Credit Card Scam: Vinod Dadlani Charged with One Count of Conspiracy to Commit Bank Fraud
Jewelry Store Owner Sentenced To Two Years In Prison For Role In International, $200 Million Credit Card Fraud Scam
TRENTON, N.J. – A New Jersey jewelry store owner who used his business to further one of the largest credit card fraud schemes ever charged by the Justice Department was sentenced today to 24 months in prison, U.S. Attorney Paul J. Fishman announced.
Vinod Dadlani, 53, of Lyndhurst, New Jersey, previously pleaded guilty before U.S. District Judge Anne E. Thompson to an information charging him with one count of conspiracy to commit bank fraud. Judge Thompson imposed the sentence today in Trenton federal court.
According to documents filed in this case and statements made in court:
Dadlani was indicted in October 2013 as part of a conspiracy – led by Tahir Lodhi, Babar Qureshi, Ijaz Butt, and others – to fabricate more than 7,000 false identities to obtain tens of thousands of credit cards. Since then, 19 people, including Dadlani, have pleaded guilty in connection with the scheme.
The scheme involved a three-step process in which the defendants would make up a false identity by creating fraudulent identification documents and a phony credit profile with the major credit bureaus; pump up the credit of the false identity by providing bogus information about that identity’s creditworthiness; then borrowed or spent as much as they could without repaying the debts – causing more than $200 million in confirmed losses to businesses and financial institutions.
Many of these debts were incurred at Dadlani’s Jersey City, New Jersey, jewelry store, among many other locations. During his guilty plea proceeding, Dadlani admitted he worked with other conspirators who came to his store and allowed them to swipe cards he knew did not legitimately belong to them. Dadlani would then split the proceeds of the phony transactions with the conspirators.
The scope of the criminal fraud enterprise required Dadlani’s conspirators to construct an elaborate network of false identities. Across the country, the conspirators maintained more than 1,800 “drop addresses,” including houses, apartments and post office boxes, which they used as the mailing addresses for the false identities.
In addition to the prison term, Judge Thompson sentenced Dadlani to two years of supervised release and ordered him to pay forfeiture of $411,000.
U.S. Attorney Fishman credited special agents of the FBI’s Cyber Division, under the direction of Special Agent in Charge Timothy Gallagher in Newark, with the investigation leading to today’s sentencing.

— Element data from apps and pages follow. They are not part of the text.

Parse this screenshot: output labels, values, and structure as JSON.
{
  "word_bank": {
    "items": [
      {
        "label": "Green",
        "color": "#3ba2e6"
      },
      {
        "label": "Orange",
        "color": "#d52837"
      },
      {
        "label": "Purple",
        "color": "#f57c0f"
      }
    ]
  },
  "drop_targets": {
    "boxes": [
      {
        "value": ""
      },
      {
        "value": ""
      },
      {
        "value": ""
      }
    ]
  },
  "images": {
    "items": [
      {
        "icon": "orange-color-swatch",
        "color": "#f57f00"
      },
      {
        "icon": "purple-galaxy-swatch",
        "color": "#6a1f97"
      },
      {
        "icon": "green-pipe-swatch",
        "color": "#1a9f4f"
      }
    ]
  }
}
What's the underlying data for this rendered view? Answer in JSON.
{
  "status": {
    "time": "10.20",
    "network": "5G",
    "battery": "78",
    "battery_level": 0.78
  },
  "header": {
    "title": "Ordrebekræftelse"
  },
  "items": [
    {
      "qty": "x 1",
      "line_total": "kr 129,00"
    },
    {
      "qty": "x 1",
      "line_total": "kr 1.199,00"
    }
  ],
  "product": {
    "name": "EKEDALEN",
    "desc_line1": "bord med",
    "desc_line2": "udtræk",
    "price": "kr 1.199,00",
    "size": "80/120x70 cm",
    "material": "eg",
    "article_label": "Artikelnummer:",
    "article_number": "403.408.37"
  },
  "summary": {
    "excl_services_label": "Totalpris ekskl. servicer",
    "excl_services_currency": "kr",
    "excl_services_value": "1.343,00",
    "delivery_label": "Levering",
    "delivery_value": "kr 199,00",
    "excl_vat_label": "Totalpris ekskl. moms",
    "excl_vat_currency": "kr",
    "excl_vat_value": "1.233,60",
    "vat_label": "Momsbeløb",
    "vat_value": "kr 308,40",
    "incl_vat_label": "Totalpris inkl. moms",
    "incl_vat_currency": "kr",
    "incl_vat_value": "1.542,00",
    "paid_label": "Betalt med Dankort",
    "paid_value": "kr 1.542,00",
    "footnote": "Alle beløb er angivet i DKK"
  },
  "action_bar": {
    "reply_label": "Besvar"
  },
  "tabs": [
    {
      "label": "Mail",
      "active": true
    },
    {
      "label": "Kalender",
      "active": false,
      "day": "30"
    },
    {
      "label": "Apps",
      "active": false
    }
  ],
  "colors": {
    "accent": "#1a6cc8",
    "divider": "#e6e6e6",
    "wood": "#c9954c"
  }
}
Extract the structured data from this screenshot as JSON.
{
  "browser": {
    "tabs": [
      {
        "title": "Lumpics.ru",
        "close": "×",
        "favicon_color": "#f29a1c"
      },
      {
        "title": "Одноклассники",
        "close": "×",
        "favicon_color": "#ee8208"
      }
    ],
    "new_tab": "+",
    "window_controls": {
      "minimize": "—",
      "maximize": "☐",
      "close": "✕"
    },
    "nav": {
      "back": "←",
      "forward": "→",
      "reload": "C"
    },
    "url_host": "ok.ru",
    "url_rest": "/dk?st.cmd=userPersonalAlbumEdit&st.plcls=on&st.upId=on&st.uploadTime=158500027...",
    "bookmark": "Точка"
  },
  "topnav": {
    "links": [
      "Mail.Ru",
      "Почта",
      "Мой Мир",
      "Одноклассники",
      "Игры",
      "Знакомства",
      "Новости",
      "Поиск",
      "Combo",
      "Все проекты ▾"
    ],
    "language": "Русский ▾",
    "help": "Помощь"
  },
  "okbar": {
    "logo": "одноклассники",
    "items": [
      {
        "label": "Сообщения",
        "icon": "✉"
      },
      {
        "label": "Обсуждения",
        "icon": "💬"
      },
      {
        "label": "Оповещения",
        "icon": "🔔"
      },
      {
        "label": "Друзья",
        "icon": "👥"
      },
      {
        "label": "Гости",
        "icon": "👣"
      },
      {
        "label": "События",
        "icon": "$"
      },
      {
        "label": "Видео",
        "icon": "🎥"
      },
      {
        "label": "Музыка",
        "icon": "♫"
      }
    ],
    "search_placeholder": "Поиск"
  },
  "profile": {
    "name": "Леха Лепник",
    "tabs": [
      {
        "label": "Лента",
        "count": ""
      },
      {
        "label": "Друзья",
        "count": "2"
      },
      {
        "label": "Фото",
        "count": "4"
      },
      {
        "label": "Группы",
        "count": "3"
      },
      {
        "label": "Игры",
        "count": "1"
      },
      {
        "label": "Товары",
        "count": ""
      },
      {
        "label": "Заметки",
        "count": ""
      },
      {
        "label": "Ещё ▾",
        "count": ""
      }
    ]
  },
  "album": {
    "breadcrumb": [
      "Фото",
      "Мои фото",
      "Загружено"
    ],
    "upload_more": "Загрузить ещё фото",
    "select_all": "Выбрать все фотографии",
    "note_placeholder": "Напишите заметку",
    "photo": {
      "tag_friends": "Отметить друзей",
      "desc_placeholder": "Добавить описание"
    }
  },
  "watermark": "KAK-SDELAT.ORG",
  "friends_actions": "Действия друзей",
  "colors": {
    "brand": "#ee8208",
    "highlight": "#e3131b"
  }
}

He also thanked postal inspectors with the U.S. Postal Inspection Service, under the direction of Acting Inspector in Charge James V. Buthorn, Newark Division, special agents of the U.S. Secret Service, under the direction of Special Agent in Charge Mark McKevitt, and the U.S. Social Security Administration for their assistance.
The government is represented by Assistant U.S. Attorneys Zach Intrater and Daniel V. Shapiro of the U.S. Attorney’s Office Economic Crimes Unit, as well as Assistant U.S.
Attorney Barbara Ward, Acting Chief of the Asset Forfeiture and Money Laundering Unit.
This case was brought in coordination with President Barack Obama’s Financial Fraud Enforcement Task Force. The task force was established to wage an aggressive, coordinated and proactive effort to investigate and prosecute financial crimes. With more than 20 federal agencies, 94 U.S. Attorneys’ offices and state and local partners, it’s the broadest coalition of law enforcement, investigatory and regulatory agencies ever assembled to combat fraud. Since its formation, the task force has made great strides in facilitating increased investigation and prosecution of financial crimes; enhancing coordination and cooperation among federal, state and local authorities; addressing discrimination in the lending and financial markets and conducting outreach to the public, victims, financial institutions and other organizations. Over the past three fiscal years, the Justice Department has filed nearly 10,000 financial fraud cases against nearly 15,000 defendants including more than 2,900 mortgage fraud defendants. For more information on the task force, please visit www.stopfraud.gov.
Defense counsel: Vincent Sarubbi Esq., Haddonfield, New Jersey